EJ: She’s my favorite.

AM: She has this theodicy of sorts that argues that children know, from the time they can speak, what is fair. How did they learn that? If we have this sense of fairness that’s innate, why is there so much unfairness and suffering? We don’t talk about this—the inevitablity of suffering—in public discourse. We want closure, we want all grief to end. But all of us as human beings know that there are griefs that don’t end, and we wouldn’t even want them to. That became the illuminating moment in writing this novel, in some ways—to take seriously a character who believes without hesitation that the way the world is made requires eternity, requires that suffering be amended in Heaven just as Christianity promises. She doesn’t say we’ll meet all our relatives again. She says that the unfairness in the way suffering is unavoidable, and distributed so unevenly around the world, can only be amended in eternal life.
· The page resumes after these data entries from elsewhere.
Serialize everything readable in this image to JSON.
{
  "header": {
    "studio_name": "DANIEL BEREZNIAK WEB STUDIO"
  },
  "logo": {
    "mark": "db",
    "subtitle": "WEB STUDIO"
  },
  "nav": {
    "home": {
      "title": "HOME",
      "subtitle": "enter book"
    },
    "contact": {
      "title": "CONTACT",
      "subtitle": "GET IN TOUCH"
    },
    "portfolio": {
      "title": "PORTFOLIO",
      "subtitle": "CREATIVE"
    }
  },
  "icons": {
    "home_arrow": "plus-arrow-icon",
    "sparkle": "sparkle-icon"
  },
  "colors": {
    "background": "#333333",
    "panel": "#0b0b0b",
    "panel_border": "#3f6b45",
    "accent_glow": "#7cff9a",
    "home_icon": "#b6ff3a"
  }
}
There was a moment that brought this home for me, when I was just starting this book, a story that was in the Metro section of The Washington Post. It was right after a storm came through the Washington area, a violent summer storm. It was a Sunday afternoon and a family was walking through a park. It was a mother, a father, and their young two sons. They saw the dark clouds and knew they had to turn back. Then the rain started falling, and they were running and laughing, getting back to the car, and then a branch fell on the six-year-old son. The father turned and went to his son and knew immediately that the son was not going to live. And in this report, the father was quoted as saying, “I held him and I said, ‘It’s OK. Go to Jesus.’” And the boy died in his arms.
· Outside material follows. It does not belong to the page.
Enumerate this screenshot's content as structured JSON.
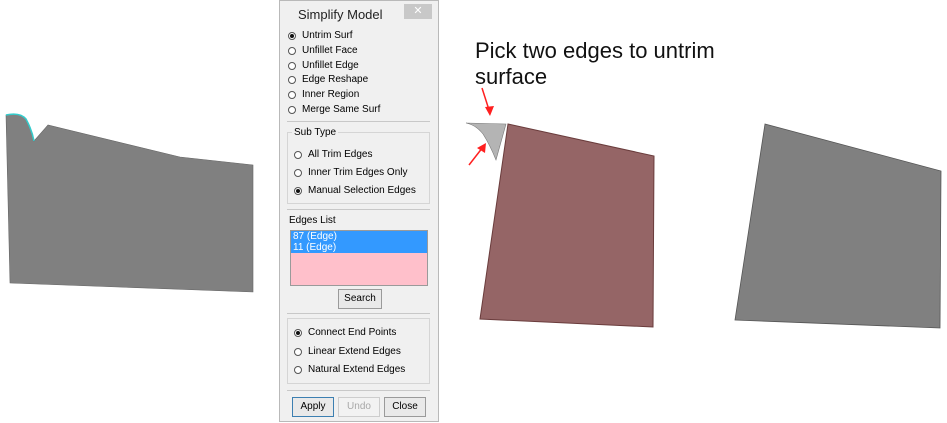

Take the whole, sometimes awful, history of Christianity and put it up against its value at that moment, its value to that father, and I’d say it’s been worth it. Who would want to take that comfort away from that man? Who would argue that it would have been better for that father to say to his dying child, “Hey, life’s unfair. You know, you had a good six years. You can’t expect eternity after that.” We don’t talk about this. We don’t talk about the restoration of justice against the injustice, the unevenness, the unavoidability of suffering that comes along with being human.

Alice McDermott is the author of seven previous novels, including After This; Child of My Heart; Charming Billy, winner of the 1998 National Book Award; At Weddings and Wakes; and Someone—all published by FSG. That Night, At Weddings and Wakes, and After This were all finalists for the Pulitzer Prize. Her stories and essays have appeared in The New York Times, The Washington Post, The New Yorker, Harper’s Magazine, and elsewhere. She is the Richard A. Macksey Professor of the Humanities at Johns Hopkins University.

Eddie Joyce is the author of Small Mercies. He was born and raised on Staten Island and now lives with his family in Brooklyn. He is at work on his second novel.